[SAT Homepage]   XSAT Project: Short Description


Operating Systems, Network Administration, Security / Protection, Access Control List (ACL), Windows NT / Windows 2000, XSAT (=eXtended Security Analysis Tool)

Basic considerations

Many operating systems (e.g. Microsoft Windows NT / Windows 2000) support an object-oriented view of access control. The Access Matrix [Silberschatz Abraham, Galvin Peter. Operating System Concepts, Addison-Wesley Publishing Company] , which describes who is allowed to execute which operations on an object, is tightly bound with the object and stored in the form of an Access Control List (ACL).

 Object 1   Object 2   Object 3   Object 4   Object 5   Object 6     ...   
 User1  - - change change - - ...
 User2  - - - - read - ...
 ...  ... ... ... ... ... ... ...
 Group1  change change - - change - ...
 Group2  read read exec exec - read ...
 ...  ... ... ... ... ... ... ...
Computer1 Computer2 ...

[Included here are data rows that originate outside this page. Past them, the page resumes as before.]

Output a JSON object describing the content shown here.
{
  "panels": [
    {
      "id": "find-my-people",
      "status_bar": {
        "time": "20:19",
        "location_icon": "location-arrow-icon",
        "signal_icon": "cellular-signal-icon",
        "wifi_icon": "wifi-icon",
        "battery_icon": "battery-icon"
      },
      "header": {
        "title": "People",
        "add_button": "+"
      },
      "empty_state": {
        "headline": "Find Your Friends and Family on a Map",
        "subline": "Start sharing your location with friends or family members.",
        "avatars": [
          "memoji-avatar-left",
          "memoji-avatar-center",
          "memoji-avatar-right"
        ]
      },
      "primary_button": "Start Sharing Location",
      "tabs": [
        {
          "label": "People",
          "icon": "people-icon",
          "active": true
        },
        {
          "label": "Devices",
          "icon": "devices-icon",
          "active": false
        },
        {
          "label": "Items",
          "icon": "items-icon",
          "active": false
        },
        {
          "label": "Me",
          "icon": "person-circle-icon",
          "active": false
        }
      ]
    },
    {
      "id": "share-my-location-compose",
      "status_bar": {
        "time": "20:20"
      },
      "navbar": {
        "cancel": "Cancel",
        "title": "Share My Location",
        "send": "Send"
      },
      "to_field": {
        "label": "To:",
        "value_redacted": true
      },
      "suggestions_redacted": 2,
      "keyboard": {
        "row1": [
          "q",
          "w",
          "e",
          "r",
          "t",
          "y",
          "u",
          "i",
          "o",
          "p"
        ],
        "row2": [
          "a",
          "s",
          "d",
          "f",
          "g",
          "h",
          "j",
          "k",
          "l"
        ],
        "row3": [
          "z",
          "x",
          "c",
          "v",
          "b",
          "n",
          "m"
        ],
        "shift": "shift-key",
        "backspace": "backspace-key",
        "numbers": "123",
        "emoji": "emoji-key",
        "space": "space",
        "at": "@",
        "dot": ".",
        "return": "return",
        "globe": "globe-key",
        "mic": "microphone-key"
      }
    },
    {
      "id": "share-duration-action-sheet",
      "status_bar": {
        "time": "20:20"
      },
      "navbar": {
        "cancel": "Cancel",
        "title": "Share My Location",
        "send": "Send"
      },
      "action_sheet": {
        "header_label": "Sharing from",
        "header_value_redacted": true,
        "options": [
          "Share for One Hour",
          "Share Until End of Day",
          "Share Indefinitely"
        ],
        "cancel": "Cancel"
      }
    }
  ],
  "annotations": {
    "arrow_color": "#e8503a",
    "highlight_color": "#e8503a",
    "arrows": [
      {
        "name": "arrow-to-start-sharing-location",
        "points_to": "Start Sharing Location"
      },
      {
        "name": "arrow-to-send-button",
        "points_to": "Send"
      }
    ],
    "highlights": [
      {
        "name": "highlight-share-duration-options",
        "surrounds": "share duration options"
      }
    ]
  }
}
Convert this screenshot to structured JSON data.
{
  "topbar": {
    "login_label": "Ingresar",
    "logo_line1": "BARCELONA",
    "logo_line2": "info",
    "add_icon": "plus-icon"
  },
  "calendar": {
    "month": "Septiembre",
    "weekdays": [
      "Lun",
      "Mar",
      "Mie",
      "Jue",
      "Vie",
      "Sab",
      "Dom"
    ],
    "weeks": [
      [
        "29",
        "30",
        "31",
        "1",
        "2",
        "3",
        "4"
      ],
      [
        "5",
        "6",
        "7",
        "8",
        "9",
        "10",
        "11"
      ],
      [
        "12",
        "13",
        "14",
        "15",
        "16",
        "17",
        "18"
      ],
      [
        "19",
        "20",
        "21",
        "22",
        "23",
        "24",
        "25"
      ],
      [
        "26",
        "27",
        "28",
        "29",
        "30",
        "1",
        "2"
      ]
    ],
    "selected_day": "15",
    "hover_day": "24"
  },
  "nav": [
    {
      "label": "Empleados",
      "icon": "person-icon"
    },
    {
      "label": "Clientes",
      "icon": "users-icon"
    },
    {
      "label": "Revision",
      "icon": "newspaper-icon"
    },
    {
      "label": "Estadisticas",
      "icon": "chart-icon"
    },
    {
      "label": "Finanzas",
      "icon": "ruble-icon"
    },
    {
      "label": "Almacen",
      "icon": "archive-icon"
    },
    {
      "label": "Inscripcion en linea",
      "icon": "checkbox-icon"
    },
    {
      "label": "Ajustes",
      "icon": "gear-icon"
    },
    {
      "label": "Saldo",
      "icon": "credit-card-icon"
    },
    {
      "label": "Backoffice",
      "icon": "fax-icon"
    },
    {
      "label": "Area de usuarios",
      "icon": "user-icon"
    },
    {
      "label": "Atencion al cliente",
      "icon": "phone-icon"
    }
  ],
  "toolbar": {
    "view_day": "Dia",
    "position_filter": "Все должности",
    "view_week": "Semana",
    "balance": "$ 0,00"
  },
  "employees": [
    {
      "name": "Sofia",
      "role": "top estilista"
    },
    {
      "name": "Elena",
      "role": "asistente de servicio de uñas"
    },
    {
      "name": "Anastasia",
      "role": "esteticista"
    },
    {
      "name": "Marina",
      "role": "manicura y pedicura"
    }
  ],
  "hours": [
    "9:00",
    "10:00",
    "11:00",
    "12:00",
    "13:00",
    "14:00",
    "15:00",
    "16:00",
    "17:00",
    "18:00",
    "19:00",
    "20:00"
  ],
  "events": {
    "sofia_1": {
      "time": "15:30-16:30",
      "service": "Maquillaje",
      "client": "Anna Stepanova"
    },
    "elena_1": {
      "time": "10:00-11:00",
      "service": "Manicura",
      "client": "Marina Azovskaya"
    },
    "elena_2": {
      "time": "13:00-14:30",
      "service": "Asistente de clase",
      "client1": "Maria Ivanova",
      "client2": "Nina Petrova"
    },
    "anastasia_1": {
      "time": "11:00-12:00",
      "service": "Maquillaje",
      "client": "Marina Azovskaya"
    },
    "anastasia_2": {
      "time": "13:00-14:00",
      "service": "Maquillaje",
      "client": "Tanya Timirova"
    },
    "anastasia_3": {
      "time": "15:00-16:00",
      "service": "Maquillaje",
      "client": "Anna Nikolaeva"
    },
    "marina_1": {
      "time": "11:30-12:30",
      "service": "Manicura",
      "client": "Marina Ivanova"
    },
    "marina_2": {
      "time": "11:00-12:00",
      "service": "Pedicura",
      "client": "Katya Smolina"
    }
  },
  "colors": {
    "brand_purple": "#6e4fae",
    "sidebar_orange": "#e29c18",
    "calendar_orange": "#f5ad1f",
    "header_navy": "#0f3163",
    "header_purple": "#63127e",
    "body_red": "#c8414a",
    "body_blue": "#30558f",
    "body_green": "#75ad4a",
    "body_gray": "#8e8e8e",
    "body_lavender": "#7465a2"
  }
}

(Every entry in the Access Matrix typically holds bits that represent special permissions such as Read / Write / Execute / Delete. Information pertaining to denial of permission, such as DenyRead / DenyWrite, is sometimes also included.)

The access matrix is a sparse matrix and is stored as a large set of lists with one dedicated list per object. It is therefore relatively easy to determine whether a user or group has access to a dedicated object. However, due to the effort involved, it is almost impossible to determine the set of objects any particular user has access to. This is a consequence, on the one hand, of the ease with which an administrator can inspect the non-empty entries of a column of the access matrix (=ACL); and, on the other hand, of the uselessness of standard tools in looking at a row of the access matrix.

Compounding the problem is the fact that a userís effective permissions are derived from multiple rows of the access matrix, since almost every user is a member of a number of (sometimes hierarchically organised) groups and collects permissions by group membership.

To make matters even worse, the access matrix itself is relatively large (in a standard system there exist hundreds of users and groups, and hundreds of thousands of objects such as files, directories, Registry keys, entries in the Active Directory, etc.). Since the objects are distributed amongst multiple computers, the access control information is also distributed. So it is much too time consuming and error prone to inspect all these objects without a special tool.

In addition, in most cases a user/group has access to a large set of objects, so even a simple listing of all objects that a user/group has access to is of no use. The listing would be far too long. Special effort must therefore be invested in order to ensure compact representation of this information.

How operating systems manage objects

In standard operating systems, classes of objects are organised in hierarchical structures (users in groups and groups in groups, files and directories and subdirectories, containers and subcontainers, structure of registry keys, etc.). In many cases, if a new object is created, it inherits the permissions of its parent object. This inheritance is implemented in several ways based on different concepts, e.g.:

Main emphasis of the project

The main goal of the project is to design and evaluate approaches to the problem of how permissions (in particular) of hierarchically structured persistent objects can be visualised in a compact, useful and significant way.

The project will deal with "ad personam" permissions as well as effective permissions (which result from group membership) to ensure that the administrator need not rack his brain too much over group structure. In addition, the different concepts of inheritance (as stated above) shall be covered in the one approach.

The approaches developed will be evaluated in a test implementation based on Windows NT and Windows 2000. Special attention will be given to the NT file system (NTFS), the Registry, the Active Directory and the Metabase of the Internet Information Server (IIS).

Brief example

The following tree-structures correspond to the access matrix above:

  • User1 is a member of Group1, which is itself a member of Group2.
  • User2 is a member of Group2 only.
  • Object1 to Object4 represent the drive E:, a directory dir3 and two files.

This - admittedly oversimplified and specific - example produces the following output when asked about the effective permissions belonging to User1 on Computer1: E:\ [change].

The same query for User2 gives the following result: E:\ [read], demonstrating that the user has read-access to the whole disk. The system then finds the exceptions to this - here given by the single extra line E:\dir3 [exec], which shows that the user has only execute-access on this directory and beneath. (More detailed examples may be found in here.)

General remarks

We believe that the problem of efficiently analysing user-specific permissions belonging to a distributed environment, and visualising them in a concise and meaningful manner, is of fundamental importance to a number of operating systems. In addition, Windows NT / 2000 is a suitable testing ground for checking and verifying our results in a real world environment.

Last modified 2001-09-26 by the SAT-Team.